→ DATA FOR REVIEW:
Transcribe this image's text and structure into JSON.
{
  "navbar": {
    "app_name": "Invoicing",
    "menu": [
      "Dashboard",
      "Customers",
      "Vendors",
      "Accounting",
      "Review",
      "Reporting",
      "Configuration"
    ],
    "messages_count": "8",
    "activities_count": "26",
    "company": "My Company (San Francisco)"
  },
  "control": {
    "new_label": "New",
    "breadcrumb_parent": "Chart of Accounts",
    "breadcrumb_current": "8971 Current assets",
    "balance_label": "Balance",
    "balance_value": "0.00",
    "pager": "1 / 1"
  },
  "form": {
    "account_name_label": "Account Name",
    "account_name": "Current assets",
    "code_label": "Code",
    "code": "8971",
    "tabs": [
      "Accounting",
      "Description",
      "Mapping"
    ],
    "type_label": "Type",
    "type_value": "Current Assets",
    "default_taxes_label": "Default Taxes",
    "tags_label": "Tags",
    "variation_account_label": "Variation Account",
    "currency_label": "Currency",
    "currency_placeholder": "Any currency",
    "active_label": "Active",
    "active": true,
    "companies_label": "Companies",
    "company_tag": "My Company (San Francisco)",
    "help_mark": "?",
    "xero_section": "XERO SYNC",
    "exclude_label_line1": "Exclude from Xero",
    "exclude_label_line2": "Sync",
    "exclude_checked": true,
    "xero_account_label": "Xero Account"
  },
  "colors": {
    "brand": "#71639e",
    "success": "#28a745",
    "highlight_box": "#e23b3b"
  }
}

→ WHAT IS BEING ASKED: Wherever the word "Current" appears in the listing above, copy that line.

→ EXERCISE ANSWER:
    "breadcrumb_current": "8971 Current assets",
    "account_name": "Current assets",
    "type_value": "Current Assets",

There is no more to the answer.